Since its inception, the project has aided in increasing the number of minority business professors in the nation from 294 to 876, with nearly 380 more candidates currently enrolled in doctoral programs.

Success in and out of the classroom


The project recruits successful minority business people and asks them to consider leaving the corporate world to become college professors. Prospective students are invited to learn more about the organization by traveling to its annual conference, held each November in Chicago. At the event, recruits receive helpful connections to peer support to help them begin their PhD studies.

One such recruit was Mays PhD candidate Toyah Miller, who was contemplating her educational options while working as a consultant for Capgemini Ernst & Young. After attending the project’s conference, she quickly made her choice. “You hear from people who really love what they do…everyone is so helpful and wants to help you achieve your goals. I came away from the conference feeling inspired,” said Miller, who will complete her PhD in management this spring. She will begin teaching at the University of Oklahoma as an assistant professor in the fall.

The Chronicle of Higher Education reports that studies suggest the rate of attrition for doctoral programs in the U.S. could be as high as 40-50 percent. This is not the case, however, with project participants, 95 percent of whom complete their degree. A peer and mentor network provide an essential element of support for those in the program. The project also hosts an intensive annual conference for participants each year, focusing on every stage of the doctoral program.

Christopher Porter, associate professor and Mays research fellow, knows about the PhD Project from both sides of the coin, as he is a graduate of the program who now recruits and supports project participants at Mays. Porter says that Mays has been particularly successful at recruiting these students, and that has been a valuable thing for the school. “The program has helped us diversify our business [school] which benefits both our faculty and students. There are many students at A&M who have never had an instructor who was African American, Hispanic American, or Native American. They need these experiences and this exposure to others and the Ph.D. project has helped us provide those experiences,” he said.

Mays Management Assistant Professor Brett Anitra Gilbert is also a graduate of the PhD Project.

Strength through diversity of experience


Mary Triana, who will finish her PhD at Mays this spring, is very excited to achieve her long-time goal. Though she grew up in San Antonio, Triana’s family emigrated to the U.S. from Cuba when she was a child. Triana says her parents always stressed the importance of learning. “One thing people can’t take from you is your education,” her father often told her, encouraging her to learn English and apply herself to her studies at a young age. Through her affiliation with the PhD Project, Triana has landed an assistant professor position at the University of Wisconsin, Madison, where she will start this fall.

The unique background of the project’s participants contributes to its growing success. Curtis Wesley, a graduate of the U.S. Naval Academy and a former naval aviator, is a current Mays management doctoral student.

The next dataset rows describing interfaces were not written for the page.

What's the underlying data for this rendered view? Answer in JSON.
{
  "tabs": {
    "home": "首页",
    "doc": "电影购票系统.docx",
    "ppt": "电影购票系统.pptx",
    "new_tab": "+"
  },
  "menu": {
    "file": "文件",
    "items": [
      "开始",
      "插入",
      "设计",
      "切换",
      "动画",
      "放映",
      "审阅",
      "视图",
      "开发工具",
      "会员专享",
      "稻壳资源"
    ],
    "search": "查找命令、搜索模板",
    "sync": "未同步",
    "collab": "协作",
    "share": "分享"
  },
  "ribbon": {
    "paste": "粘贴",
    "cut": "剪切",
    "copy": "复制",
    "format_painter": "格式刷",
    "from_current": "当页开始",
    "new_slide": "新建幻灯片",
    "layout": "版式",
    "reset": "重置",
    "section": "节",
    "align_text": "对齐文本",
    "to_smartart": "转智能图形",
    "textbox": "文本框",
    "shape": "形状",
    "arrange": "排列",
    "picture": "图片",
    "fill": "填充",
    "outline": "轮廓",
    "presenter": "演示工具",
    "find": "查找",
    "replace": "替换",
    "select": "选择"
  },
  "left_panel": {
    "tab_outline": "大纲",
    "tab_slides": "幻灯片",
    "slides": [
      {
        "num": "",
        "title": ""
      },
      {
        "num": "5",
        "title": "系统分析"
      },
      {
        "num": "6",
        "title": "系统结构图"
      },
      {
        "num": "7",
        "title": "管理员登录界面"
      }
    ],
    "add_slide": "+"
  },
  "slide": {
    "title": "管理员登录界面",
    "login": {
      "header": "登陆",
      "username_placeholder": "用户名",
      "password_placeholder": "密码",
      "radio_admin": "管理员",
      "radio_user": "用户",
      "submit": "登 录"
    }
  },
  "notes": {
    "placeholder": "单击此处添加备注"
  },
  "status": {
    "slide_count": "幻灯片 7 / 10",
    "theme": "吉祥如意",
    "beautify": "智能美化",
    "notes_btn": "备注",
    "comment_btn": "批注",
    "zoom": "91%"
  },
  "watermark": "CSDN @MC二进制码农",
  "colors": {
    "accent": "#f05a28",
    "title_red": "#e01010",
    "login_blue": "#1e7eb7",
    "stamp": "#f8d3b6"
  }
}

He had previously taught at the Naval Academy, as well as worked in the banking industry before deciding to pursue his PhD. Wesley said that he had been receiving postcards from the PhD Project for years and eventually attended the Chicago conference out of curiosity. Once he attended, he knew that returning to teach on a college campus was the right calling for him.

“I’m a professional student at heart. I like to learn, be heard, and make an impact on students’ lives, and this career will let me do that. And yes, it’s tough, but anything worth having is not easy to get,” said Wesley.

For more information about the PhD Project, visit